Defining weight ranges
Typically, fertility specialists and medical professionals rely on body mass index (BMI) to determine if an individual is underweight, at a normal weight, overweight, or obese. According to the Centers for Disease Control and Prevention (CDC), BMIs between 18.5- 24.9 for adults age 20 and over are considered normal. A BMI under 18.5 is considered underweight. BMIs between 25.0 - 29.9 are considered overweight, and any figure of 30 or above is considered obese. Note that BMI ranges are the same for men and women.
How being overweight can impact fertility
To be clear, being over or underweight doesn’t mean that a woman or couple has no chance of successfully conceiving. However, having the extra weight can make this process more difficult. In particular, women may have more difficulty with ovulation because estrogen production can be impacted. Most people think that only the ovaries produce estrogen, but fat cells also make estrogen which can create a hormonal imbalance.

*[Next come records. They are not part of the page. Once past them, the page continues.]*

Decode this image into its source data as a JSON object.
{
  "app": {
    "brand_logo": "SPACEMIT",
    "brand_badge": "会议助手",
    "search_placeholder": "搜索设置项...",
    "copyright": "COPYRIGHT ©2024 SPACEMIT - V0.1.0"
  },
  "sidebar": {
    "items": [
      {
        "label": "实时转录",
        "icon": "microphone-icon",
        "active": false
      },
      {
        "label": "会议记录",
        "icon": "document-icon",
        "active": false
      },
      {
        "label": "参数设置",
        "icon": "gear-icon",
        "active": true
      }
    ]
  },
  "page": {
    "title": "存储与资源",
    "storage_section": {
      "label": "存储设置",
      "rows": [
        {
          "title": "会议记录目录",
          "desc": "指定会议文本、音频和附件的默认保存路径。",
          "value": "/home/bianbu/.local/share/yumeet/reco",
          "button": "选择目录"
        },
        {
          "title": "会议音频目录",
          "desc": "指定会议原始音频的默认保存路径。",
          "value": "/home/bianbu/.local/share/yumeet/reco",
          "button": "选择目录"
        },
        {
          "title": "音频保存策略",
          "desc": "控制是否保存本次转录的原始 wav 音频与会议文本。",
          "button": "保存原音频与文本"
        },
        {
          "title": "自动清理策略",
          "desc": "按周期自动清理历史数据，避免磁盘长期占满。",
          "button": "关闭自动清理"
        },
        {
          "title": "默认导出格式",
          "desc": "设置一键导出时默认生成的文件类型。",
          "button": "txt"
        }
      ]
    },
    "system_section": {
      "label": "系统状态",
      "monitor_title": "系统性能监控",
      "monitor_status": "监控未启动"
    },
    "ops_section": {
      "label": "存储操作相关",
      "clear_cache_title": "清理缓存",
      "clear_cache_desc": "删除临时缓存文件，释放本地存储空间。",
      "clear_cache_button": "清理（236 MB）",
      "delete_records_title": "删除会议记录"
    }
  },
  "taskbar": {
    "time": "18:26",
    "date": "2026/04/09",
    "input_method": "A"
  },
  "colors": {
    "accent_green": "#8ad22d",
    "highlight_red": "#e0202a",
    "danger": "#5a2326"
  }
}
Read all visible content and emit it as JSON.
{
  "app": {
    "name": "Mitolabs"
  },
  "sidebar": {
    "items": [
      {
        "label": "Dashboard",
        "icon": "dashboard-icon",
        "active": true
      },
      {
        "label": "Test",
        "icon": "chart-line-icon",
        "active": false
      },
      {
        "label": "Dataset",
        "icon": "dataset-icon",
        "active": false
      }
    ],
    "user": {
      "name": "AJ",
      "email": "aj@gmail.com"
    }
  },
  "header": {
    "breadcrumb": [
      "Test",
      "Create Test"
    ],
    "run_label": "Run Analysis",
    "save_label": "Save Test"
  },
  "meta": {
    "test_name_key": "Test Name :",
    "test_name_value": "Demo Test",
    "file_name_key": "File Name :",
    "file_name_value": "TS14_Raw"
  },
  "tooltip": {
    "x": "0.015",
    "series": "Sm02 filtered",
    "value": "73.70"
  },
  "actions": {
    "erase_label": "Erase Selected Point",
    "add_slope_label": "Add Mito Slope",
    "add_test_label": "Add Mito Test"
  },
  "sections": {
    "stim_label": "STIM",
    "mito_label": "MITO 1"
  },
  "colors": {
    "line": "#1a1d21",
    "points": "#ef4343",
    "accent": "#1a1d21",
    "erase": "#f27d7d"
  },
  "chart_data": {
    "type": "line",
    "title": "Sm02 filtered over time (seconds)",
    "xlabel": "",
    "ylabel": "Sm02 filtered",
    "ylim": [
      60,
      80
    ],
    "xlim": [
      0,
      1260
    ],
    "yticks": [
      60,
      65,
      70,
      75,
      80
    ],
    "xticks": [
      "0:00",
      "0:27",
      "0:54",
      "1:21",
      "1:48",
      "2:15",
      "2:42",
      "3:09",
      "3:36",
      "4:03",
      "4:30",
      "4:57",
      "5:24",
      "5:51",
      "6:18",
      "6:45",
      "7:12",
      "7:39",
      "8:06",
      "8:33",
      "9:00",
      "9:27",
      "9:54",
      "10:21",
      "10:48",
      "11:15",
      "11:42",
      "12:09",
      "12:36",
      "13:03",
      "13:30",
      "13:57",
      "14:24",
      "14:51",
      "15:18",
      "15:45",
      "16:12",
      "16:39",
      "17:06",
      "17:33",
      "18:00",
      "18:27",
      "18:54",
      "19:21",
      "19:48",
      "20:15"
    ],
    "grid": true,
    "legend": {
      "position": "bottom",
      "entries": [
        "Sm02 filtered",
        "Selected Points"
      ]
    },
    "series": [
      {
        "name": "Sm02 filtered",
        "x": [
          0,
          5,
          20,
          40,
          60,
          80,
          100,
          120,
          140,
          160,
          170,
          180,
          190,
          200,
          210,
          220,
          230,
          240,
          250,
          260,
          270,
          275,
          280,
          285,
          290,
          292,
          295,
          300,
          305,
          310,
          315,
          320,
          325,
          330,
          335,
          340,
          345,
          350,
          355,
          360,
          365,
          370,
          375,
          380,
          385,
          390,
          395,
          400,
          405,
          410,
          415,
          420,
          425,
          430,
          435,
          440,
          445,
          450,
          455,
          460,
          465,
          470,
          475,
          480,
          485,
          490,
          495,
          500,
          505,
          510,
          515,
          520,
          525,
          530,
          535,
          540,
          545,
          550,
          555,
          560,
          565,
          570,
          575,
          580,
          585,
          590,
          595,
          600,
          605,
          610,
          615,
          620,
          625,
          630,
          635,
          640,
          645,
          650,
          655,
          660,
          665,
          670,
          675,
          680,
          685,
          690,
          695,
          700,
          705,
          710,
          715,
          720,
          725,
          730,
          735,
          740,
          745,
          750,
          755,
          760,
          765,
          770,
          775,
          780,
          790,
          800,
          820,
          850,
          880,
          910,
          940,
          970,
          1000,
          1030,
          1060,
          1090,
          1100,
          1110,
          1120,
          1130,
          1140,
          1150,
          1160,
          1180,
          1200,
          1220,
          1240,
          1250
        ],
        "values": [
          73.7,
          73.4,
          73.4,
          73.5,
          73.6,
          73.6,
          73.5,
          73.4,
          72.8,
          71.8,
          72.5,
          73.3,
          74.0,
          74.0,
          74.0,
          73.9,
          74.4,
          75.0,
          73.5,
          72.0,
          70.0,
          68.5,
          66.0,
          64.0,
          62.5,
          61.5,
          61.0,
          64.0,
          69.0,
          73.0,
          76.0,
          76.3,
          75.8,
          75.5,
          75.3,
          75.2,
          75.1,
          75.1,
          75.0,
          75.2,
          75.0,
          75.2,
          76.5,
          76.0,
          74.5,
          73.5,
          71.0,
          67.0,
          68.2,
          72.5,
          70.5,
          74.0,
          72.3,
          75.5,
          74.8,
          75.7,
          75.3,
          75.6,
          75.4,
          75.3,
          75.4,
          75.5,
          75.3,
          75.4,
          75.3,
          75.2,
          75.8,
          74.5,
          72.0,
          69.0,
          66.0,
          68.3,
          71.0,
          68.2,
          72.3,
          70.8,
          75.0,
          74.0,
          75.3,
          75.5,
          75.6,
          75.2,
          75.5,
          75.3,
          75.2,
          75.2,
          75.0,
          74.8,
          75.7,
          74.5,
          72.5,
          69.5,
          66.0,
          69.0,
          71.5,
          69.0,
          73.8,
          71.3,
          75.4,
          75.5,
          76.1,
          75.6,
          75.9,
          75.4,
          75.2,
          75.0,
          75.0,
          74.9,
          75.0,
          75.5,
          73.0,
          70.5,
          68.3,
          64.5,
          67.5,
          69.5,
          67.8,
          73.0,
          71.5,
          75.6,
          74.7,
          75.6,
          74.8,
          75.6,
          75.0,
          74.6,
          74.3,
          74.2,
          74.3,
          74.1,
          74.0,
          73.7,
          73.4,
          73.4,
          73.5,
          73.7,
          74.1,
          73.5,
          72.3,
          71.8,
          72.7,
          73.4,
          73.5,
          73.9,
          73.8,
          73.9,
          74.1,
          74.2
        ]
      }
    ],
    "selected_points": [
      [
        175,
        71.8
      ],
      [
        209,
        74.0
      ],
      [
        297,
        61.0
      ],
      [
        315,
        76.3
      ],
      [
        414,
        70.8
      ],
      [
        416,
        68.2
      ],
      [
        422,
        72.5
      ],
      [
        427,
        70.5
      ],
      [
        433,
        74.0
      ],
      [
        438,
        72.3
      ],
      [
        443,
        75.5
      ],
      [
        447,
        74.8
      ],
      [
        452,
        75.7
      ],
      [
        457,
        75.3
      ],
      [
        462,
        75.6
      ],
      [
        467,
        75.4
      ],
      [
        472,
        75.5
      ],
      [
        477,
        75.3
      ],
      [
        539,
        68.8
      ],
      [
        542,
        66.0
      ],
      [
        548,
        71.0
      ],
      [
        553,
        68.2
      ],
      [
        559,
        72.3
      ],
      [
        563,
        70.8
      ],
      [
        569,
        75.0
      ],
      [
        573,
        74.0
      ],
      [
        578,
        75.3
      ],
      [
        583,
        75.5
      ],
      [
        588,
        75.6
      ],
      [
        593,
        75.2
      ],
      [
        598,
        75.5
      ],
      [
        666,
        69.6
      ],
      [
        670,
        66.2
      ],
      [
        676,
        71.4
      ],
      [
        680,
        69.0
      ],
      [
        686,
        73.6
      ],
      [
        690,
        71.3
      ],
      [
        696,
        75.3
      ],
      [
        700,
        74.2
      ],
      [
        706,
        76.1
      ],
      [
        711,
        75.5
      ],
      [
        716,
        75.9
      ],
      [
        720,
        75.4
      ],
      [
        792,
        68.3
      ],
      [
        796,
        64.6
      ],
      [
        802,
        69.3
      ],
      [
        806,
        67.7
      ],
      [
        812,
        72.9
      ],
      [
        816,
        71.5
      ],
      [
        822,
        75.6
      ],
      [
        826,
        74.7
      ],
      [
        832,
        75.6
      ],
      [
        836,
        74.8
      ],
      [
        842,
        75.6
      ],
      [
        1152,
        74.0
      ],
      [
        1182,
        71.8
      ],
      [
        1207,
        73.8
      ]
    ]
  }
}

If estrogen levels are too high, a woman’s body can stop ovulating. Likewise, with men, excess weight can create hormonal imbalances, which can impact sex drive and lead to difficulties getting and maintaining an erection.
What about being underweight?
Along with concerns about nutritional deficiencies, being underweight is equally troublesome for women and men trying to conceive. For women, having a low BMI can create irregular periods, which leads to irregular ovulation. In extreme cases, some women may stop ovulating altogether. Often, but not always, low BMI in women is linked with eating disorders. In men, low BMI figures can likely be correlated to poor sperm quality.
Obesity and fertility
When most people think about weight-related infertility, obesity is the first concept that comes to mind. For both men and women, being obese with a BMI of 30 or more is equally as problematic as simply being overweight. While women may struggle to pinpoint ovulation, men will have difficulty achieving and maintaining erections. And in the case of obese couples that attempt fertility treatments like in vitro fertilization (IVF), research has shown that success rates and live births are 20% worse than in overweight couples and even worse when compared with couples that have normal BMI ranges.
Can weight-related infertility be reversed?
A lot of factors go into fertility, and weight alone shouldn’t be viewed as the only reason why a couple can’t conceive. However, working towards a normal BMI should be a goal for both men and women. Not only can having a normal BMI improve conception outcomes, but maintaining a healthy weight can also reduce the risk of pregnancy complications in women. Issues such as preeclampsia, gestational diabetes, and even preterm labor are all higher in women who are overweight and obese. Women and couples seeking more details about how weight impacts fertility should speak with a physician or fertility specialist.